* **TASK**
Check every line of the entries for the string "title" and return the ones that contain it.

Data entries

-- Opening Marker --

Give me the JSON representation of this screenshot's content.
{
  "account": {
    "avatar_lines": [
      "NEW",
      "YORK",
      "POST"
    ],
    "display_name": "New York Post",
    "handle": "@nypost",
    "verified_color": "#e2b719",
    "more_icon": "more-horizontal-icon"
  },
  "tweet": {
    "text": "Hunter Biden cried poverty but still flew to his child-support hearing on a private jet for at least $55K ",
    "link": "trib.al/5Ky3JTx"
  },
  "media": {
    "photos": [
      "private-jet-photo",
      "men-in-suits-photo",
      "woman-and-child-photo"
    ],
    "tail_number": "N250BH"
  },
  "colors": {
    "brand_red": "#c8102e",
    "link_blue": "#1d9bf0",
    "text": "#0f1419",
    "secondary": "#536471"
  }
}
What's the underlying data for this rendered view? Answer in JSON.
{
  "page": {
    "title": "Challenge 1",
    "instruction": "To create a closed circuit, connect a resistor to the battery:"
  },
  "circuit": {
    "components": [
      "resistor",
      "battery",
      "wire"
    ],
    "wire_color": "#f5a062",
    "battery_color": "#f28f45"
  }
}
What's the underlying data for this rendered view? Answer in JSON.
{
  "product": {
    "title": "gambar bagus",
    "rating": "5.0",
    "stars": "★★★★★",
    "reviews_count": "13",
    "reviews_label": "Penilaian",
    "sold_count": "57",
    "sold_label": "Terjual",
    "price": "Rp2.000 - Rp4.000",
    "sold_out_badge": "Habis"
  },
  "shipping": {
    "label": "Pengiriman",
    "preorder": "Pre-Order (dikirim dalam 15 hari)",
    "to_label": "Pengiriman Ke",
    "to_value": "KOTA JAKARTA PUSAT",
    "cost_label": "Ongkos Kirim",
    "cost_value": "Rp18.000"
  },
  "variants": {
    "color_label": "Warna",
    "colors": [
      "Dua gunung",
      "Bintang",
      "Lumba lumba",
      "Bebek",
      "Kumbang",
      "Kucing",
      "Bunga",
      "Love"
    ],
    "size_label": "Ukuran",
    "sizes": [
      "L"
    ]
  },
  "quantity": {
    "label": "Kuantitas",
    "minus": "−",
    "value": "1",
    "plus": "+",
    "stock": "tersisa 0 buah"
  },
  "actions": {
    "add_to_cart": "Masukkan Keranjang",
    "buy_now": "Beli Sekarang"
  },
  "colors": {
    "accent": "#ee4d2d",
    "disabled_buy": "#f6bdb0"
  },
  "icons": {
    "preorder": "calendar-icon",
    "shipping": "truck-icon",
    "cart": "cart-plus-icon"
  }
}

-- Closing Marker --

* **RESPONSE TO THE EXERCISE**
    "title": "Challenge 1",
    "title": "gambar bagus",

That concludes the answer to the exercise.